§ Aim of the task
Every line in the records below with the string "content" is to be copied out.

§ Stored items from a collection
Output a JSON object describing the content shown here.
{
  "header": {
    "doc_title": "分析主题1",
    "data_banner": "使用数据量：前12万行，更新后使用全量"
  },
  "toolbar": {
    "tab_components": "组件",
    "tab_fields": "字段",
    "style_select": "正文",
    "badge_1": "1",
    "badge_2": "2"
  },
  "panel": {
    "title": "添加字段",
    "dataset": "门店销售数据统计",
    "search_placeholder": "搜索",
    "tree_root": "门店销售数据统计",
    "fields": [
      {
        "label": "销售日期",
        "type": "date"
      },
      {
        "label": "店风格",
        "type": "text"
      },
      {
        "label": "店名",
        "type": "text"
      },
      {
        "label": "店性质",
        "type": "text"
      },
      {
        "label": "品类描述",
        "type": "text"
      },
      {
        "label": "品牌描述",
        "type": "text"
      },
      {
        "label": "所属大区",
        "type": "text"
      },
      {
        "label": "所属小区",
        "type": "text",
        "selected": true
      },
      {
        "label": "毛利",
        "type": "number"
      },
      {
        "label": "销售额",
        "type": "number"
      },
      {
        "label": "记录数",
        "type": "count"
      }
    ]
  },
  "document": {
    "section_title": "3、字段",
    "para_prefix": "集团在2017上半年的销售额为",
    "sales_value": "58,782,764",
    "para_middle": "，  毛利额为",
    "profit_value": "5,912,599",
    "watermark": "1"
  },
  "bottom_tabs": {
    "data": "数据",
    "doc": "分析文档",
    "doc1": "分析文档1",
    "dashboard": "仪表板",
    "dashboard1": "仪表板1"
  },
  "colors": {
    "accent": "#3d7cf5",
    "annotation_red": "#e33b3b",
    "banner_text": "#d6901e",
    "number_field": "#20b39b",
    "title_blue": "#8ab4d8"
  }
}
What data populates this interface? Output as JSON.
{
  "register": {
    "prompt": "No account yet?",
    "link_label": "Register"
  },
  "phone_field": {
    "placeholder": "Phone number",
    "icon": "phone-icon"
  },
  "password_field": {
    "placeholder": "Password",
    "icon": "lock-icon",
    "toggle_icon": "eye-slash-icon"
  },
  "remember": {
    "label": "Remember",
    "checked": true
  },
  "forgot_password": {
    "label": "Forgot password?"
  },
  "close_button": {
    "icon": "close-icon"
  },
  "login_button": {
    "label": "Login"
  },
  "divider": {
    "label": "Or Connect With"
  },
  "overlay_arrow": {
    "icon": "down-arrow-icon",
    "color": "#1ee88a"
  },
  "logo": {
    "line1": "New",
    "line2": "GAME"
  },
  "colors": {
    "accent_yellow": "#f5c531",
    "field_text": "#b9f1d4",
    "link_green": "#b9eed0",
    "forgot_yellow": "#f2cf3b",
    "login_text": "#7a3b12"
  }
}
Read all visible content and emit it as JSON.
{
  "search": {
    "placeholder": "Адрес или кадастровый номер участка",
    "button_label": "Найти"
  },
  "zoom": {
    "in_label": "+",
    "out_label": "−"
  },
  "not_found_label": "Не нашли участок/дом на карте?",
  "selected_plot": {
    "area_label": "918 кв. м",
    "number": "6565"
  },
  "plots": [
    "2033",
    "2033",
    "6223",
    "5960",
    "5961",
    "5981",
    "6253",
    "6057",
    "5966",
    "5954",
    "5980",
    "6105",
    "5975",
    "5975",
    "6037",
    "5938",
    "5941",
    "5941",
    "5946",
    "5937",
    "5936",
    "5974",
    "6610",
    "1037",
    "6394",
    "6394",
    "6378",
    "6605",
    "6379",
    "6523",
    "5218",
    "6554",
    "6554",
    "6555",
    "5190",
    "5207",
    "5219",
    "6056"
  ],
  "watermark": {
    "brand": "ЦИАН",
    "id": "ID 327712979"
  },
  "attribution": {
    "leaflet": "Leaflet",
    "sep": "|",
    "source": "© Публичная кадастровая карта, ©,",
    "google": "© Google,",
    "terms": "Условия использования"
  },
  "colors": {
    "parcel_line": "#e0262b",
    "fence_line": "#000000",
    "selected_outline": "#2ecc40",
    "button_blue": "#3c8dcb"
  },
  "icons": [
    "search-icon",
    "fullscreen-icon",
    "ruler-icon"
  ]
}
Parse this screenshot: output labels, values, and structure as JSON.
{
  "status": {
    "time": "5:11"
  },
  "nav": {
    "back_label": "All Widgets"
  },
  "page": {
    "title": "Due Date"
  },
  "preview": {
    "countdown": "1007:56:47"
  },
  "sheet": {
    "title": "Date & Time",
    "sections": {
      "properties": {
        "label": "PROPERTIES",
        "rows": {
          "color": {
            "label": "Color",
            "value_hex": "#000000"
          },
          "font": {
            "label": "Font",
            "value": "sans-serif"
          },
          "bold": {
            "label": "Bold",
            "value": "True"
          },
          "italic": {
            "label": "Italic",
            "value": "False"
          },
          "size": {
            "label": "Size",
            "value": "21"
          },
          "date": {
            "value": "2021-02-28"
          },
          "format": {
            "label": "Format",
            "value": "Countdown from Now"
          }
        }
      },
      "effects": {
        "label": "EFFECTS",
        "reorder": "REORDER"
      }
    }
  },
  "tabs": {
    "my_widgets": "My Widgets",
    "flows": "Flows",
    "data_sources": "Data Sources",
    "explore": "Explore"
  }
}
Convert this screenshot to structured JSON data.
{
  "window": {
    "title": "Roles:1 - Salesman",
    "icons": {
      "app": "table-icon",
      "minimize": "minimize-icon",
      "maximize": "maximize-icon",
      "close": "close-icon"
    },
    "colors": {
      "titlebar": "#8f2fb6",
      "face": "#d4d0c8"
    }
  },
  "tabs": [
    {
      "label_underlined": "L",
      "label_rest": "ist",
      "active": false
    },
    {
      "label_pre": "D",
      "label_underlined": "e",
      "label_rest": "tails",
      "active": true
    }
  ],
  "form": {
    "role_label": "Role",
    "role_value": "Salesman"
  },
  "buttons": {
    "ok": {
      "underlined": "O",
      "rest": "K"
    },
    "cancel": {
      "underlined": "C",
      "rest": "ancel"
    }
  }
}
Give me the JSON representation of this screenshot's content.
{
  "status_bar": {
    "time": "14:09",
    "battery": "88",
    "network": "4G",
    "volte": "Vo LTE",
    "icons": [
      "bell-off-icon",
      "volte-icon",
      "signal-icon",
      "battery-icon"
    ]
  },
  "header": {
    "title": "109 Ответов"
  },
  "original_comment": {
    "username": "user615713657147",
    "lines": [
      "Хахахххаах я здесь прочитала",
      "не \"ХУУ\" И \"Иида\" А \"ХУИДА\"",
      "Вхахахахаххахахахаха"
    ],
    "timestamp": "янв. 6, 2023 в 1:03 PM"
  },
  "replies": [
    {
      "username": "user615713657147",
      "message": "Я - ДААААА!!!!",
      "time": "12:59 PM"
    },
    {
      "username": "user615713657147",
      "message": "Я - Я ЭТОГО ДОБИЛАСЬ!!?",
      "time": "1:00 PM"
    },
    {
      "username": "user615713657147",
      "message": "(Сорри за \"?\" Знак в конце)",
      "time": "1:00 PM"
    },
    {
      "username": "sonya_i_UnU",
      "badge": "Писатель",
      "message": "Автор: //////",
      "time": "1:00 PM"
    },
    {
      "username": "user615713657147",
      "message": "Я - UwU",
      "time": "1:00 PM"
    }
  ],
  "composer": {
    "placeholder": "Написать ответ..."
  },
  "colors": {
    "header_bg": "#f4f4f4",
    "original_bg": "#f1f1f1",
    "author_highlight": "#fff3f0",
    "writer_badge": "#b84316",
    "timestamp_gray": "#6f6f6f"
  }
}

§ Response
Output a JSON object describing the content shown here.
Read all visible content and emit it as JSON.
Give me the JSON representation of this screenshot's content.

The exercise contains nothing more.